:: Input material ::

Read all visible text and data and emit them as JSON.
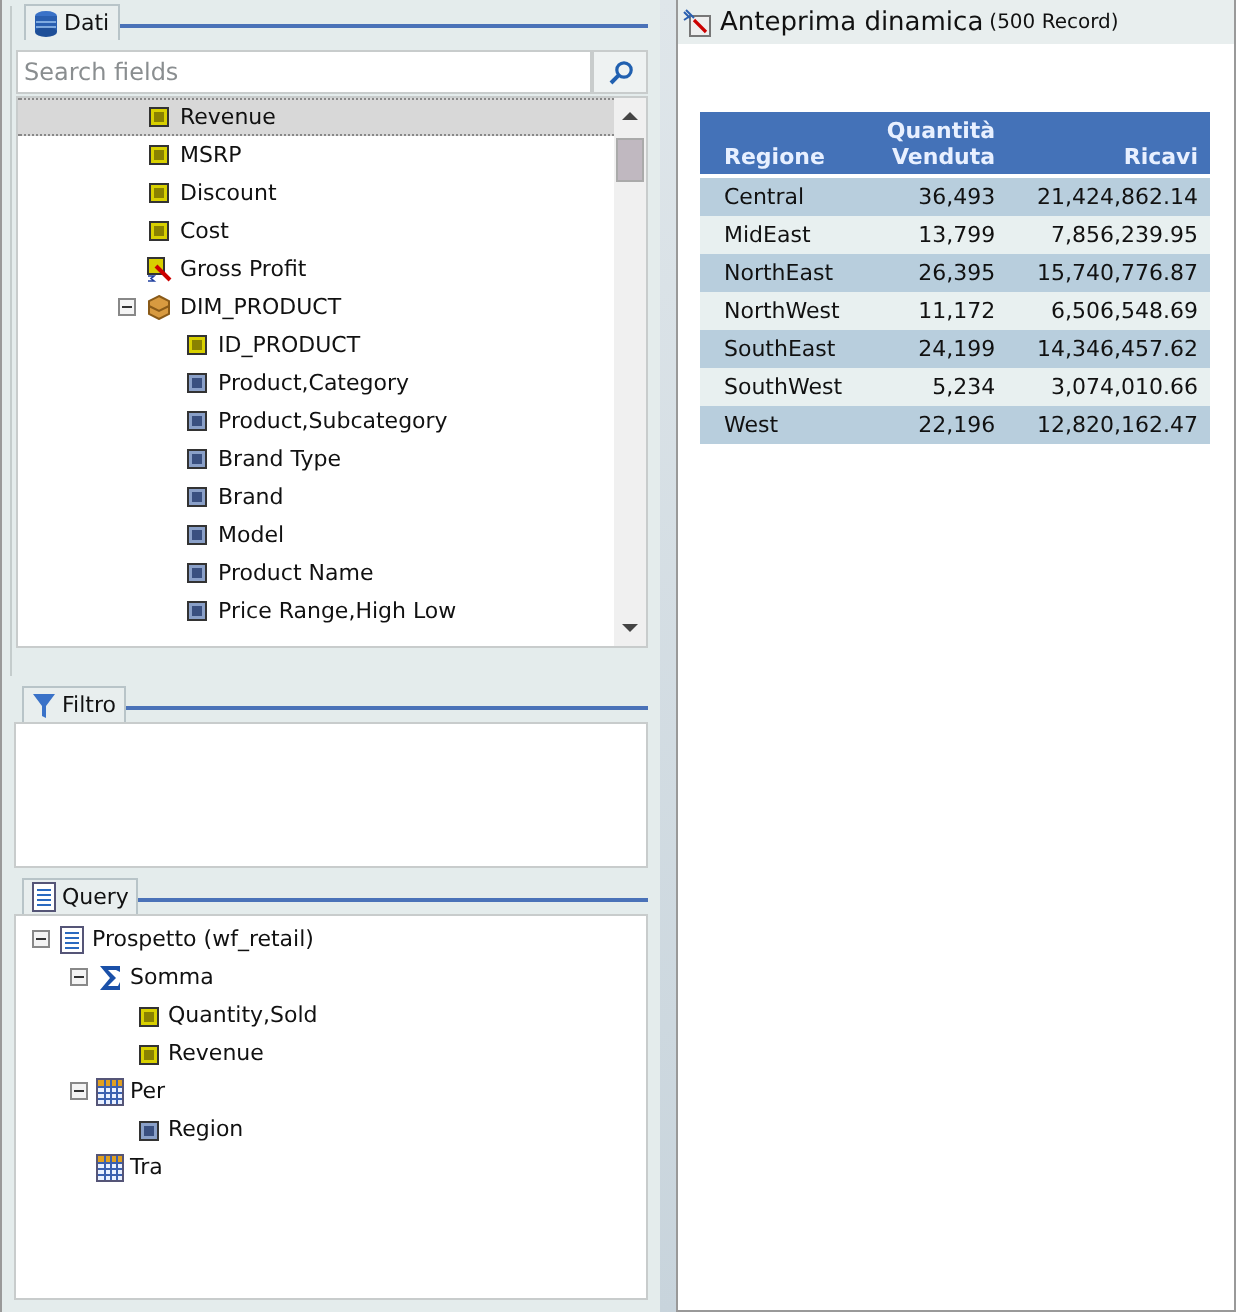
{
  "data_panel": {
    "title": "Dati",
    "search": {
      "placeholder": "Search fields"
    },
    "tree": [
      {
        "label": "Revenue",
        "kind": "measure",
        "selected": true
      },
      {
        "label": "MSRP",
        "kind": "measure",
        "selected": false
      },
      {
        "label": "Discount",
        "kind": "measure",
        "selected": false
      },
      {
        "label": "Cost",
        "kind": "measure",
        "selected": false
      },
      {
        "label": "Gross Profit",
        "kind": "computed",
        "selected": false
      },
      {
        "label": "DIM_PRODUCT",
        "kind": "folder",
        "selected": false,
        "expanded": true,
        "children": [
          {
            "label": "ID_PRODUCT",
            "kind": "measure",
            "selected": false
          },
          {
            "label": "Product,Category",
            "kind": "dimension",
            "selected": false
          },
          {
            "label": "Product,Subcategory",
            "kind": "dimension",
            "selected": false
          },
          {
            "label": "Brand Type",
            "kind": "dimension",
            "selected": false
          },
          {
            "label": "Brand",
            "kind": "dimension",
            "selected": false
          },
          {
            "label": "Model",
            "kind": "dimension",
            "selected": false
          },
          {
            "label": "Product Name",
            "kind": "dimension",
            "selected": false
          },
          {
            "label": "Price Range,High Low",
            "kind": "dimension",
            "selected": false
          }
        ]
      }
    ]
  },
  "filter_panel": {
    "title": "Filtro"
  },
  "query_panel": {
    "title": "Query",
    "tree": [
      {
        "label": "Prospetto (wf_retail)",
        "kind": "report",
        "expanded": true,
        "children": [
          {
            "label": "Somma",
            "kind": "sum",
            "expanded": true,
            "children": [
              {
                "label": "Quantity,Sold",
                "kind": "measure"
              },
              {
                "label": "Revenue",
                "kind": "measure"
              }
            ]
          },
          {
            "label": "Per",
            "kind": "grid",
            "expanded": true,
            "children": [
              {
                "label": "Region",
                "kind": "dimension"
              }
            ]
          },
          {
            "label": "Tra",
            "kind": "grid"
          }
        ]
      }
    ]
  },
  "preview": {
    "title": "Anteprima dinamica",
    "count": "(500 Record)",
    "table": {
      "columns": [
        {
          "lines": [
            "Regione"
          ]
        },
        {
          "lines": [
            "Quantità",
            "Venduta"
          ]
        },
        {
          "lines": [
            "Ricavi"
          ]
        }
      ],
      "rows": [
        [
          "Central",
          "36,493",
          "21,424,862.14"
        ],
        [
          "MidEast",
          "13,799",
          "7,856,239.95"
        ],
        [
          "NorthEast",
          "26,395",
          "15,740,776.87"
        ],
        [
          "NorthWest",
          "11,172",
          "6,506,548.69"
        ],
        [
          "SouthEast",
          "24,199",
          "14,346,457.62"
        ],
        [
          "SouthWest",
          "5,234",
          "3,074,010.66"
        ],
        [
          "West",
          "22,196",
          "12,820,162.47"
        ]
      ]
    }
  }
}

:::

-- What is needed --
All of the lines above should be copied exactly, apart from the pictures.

-- Your solution --
Read all visible text and data and emit them as JSON.
{
  "data_panel": {
    "title": "Dati",
    "search": {
      "placeholder": "Search fields"
    },
    "tree": [
      {
        "label": "Revenue",
        "kind": "measure",
        "selected": true
      },
      {
        "label": "MSRP",
        "kind": "measure",
        "selected": false
      },
      {
        "label": "Discount",
        "kind": "measure",
        "selected": false
      },
      {
        "label": "Cost",
        "kind": "measure",
        "selected": false
      },
      {
        "label": "Gross Profit",
        "kind": "computed",
        "selected": false
      },
      {
        "label": "DIM_PRODUCT",
        "kind": "folder",
        "selected": false,
        "expanded": true,
        "children": [
          {
            "label": "ID_PRODUCT",
            "kind": "measure",
            "selected": false
          },
          {
            "label": "Product,Category",
            "kind": "dimension",
            "selected": false
          },
          {
            "label": "Product,Subcategory",
            "kind": "dimension",
            "selected": false
          },
          {
            "label": "Brand Type",
            "kind": "dimension",
            "selected": false
          },
          {
            "label": "Brand",
            "kind": "dimension",
            "selected": false
          },
          {
            "label": "Model",
            "kind": "dimension",
            "selected": false
          },
          {
            "label": "Product Name",
            "kind": "dimension",
            "selected": false
          },
          {
            "label": "Price Range,High Low",
            "kind": "dimension",
            "selected": false
          }
        ]
      }
    ]
  },
  "filter_panel": {
    "title": "Filtro"
  },
  "query_panel": {
    "title": "Query",
    "tree": [
      {
        "label": "Prospetto (wf_retail)",
        "kind": "report",
        "expanded": true,
        "children": [
          {
            "label": "Somma",
            "kind": "sum",
            "expanded": true,
            "children": [
              {
                "label": "Quantity,Sold",
                "kind": "measure"
              },
              {
                "label": "Revenue",
                "kind": "measure"
              }
            ]
          },
          {
            "label": "Per",
            "kind": "grid",
            "expanded": true,
            "children": [
              {
                "label": "Region",
                "kind": "dimension"
              }
            ]
          },
          {
            "label": "Tra",
            "kind": "grid"
          }
        ]
      }
    ]
  },
  "preview": {
    "title": "Anteprima dinamica",
    "count": "(500 Record)",
    "table": {
      "columns": [
        {
          "lines": [
            "Regione"
          ]
        },
        {
          "lines": [
            "Quantità",
            "Venduta"
          ]
        },
        {
          "lines": [
            "Ricavi"
          ]
        }
      ],
      "rows": [
        [
          "Central",
          "36,493",
          "21,424,862.14"
        ],
        [
          "MidEast",
          "13,799",
          "7,856,239.95"
        ],
        [
          "NorthEast",
          "26,395",
          "15,740,776.87"
        ],
        [
          "NorthWest",
          "11,172",
          "6,506,548.69"
        ],
        [
          "SouthEast",
          "24,199",
          "14,346,457.62"
        ],
        [
          "SouthWest",
          "5,234",
          "3,074,010.66"
        ],
        [
          "West",
          "22,196",
          "12,820,162.47"
        ]
      ]
    }
  }
}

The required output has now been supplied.